Shades of Green
Green is most definitely having a moment. The khaki military trend we saw at London Collections Men – and at New York Fashion Week –continues, but rich shades of olive, jade and emerald were also seen at the likes of Burberry, Pringle of Scotland and Christopher Kane, offering up a whole host of new hues for AW16.
If there was one look that dominated this season’s street style, it was big, colourful, faux fur. This is a look that designers are very much running with next season, with the leaders being Charlotte Simone and Shrimps. From baby pink shaggy coats and striped scarves to checkerboard prints and fur-trimmed leather jackets, expect next season’s wardrobes to come with a fuzzy accompaniment.

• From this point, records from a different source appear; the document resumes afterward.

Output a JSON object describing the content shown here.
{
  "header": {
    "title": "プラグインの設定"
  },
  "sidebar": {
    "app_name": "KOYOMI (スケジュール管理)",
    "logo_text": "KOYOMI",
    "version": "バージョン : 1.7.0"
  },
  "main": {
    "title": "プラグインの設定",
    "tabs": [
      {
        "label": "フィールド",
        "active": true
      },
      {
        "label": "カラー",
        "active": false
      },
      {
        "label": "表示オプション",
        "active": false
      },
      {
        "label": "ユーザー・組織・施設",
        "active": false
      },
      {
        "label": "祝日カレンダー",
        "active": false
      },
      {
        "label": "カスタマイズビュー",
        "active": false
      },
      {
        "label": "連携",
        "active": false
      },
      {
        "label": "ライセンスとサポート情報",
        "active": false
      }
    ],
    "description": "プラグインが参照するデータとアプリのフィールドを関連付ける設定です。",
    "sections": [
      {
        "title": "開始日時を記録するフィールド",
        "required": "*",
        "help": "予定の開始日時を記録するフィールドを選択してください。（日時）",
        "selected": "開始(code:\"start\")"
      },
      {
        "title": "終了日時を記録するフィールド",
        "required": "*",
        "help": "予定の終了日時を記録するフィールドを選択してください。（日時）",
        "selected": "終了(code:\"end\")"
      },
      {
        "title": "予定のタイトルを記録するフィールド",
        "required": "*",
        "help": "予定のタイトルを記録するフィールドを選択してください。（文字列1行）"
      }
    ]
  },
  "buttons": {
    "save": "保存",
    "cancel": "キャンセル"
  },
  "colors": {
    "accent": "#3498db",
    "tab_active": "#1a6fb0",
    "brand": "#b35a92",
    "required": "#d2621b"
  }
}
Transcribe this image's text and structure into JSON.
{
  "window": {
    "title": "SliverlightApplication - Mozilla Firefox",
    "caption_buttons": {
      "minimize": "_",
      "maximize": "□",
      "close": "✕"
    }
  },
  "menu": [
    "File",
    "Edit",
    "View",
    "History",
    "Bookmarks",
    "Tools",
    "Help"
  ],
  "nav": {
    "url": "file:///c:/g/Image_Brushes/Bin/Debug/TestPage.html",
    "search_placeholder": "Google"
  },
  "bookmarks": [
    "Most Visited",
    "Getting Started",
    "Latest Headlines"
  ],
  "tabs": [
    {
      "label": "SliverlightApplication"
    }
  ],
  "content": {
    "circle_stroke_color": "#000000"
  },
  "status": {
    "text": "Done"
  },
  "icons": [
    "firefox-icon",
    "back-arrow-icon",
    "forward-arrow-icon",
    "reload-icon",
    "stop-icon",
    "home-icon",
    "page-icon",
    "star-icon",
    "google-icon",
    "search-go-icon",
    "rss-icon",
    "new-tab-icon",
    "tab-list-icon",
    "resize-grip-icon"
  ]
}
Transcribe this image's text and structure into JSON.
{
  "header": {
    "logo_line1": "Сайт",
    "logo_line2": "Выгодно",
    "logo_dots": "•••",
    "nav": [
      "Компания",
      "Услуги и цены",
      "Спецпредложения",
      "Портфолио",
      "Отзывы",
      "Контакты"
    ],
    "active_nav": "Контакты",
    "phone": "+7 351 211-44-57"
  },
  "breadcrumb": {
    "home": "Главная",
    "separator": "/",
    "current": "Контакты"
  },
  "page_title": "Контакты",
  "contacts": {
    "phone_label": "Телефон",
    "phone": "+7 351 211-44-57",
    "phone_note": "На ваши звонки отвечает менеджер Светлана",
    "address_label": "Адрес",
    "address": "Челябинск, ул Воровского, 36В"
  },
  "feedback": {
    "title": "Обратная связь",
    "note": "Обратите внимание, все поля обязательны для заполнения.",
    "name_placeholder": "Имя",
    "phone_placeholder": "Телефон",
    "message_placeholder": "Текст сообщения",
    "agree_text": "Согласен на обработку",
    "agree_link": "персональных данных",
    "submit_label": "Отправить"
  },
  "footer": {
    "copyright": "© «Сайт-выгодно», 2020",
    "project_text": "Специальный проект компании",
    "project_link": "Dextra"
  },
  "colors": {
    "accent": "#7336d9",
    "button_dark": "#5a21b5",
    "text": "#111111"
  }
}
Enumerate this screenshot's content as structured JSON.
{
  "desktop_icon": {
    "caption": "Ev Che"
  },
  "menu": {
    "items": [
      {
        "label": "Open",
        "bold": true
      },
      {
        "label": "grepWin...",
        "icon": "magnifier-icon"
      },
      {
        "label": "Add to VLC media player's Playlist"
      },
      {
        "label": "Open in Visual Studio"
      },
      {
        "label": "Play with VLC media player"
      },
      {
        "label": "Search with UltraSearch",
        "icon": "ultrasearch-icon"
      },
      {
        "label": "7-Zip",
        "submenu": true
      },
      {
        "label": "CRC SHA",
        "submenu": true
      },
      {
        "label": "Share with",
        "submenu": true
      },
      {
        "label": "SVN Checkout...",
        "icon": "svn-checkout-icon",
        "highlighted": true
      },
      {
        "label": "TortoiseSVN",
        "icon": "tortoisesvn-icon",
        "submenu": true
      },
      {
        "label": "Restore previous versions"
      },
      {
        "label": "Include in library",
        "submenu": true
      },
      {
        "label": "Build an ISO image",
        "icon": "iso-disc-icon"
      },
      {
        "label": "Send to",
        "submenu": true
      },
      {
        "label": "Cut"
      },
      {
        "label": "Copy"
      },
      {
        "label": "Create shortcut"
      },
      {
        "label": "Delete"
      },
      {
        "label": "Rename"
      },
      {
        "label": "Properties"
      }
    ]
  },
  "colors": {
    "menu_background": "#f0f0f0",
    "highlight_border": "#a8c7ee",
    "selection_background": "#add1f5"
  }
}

The mannish, loose-fit doubled breasted suit was one of the underlying trends at this season’s London Fashion Week – from pastel and asymmetric pieces at Eudon Choi, to cropped and printed at Vivienne Westwood Red Label and simple-meets-bold at Paul Smith – worn with t-shirts and vests underneath for a contemporary take on the classic two-piece.
Gold and Caramel
Brightening up the black, grey and navy this season were flashes of rich gold and caramel shades – a slightly more exciting update from the camel that has dominated seasons past. Found on lapels and trench coats at Topshop Unique, glorious woollen two-pieces at Pringle of Scotland, Inuit-inspired patchwork at Besltaff and embroidered flowers at Markus Lupfer, these are the shades to tap in to next season.
It seems as though we’ve gone through the entire 1970s again with fashion’s recent obsession with the decade, but the 1930s and ‘40s are beginning to get a look in. Knee-length skirts, shirts and brogues were the look du jour at Margaret Howell, while movie-star hopefuls from the era were the inspiration for Erdem’s ‘30s bias-cut gowns and ‘40s tailoring.
Words by Angharad Jones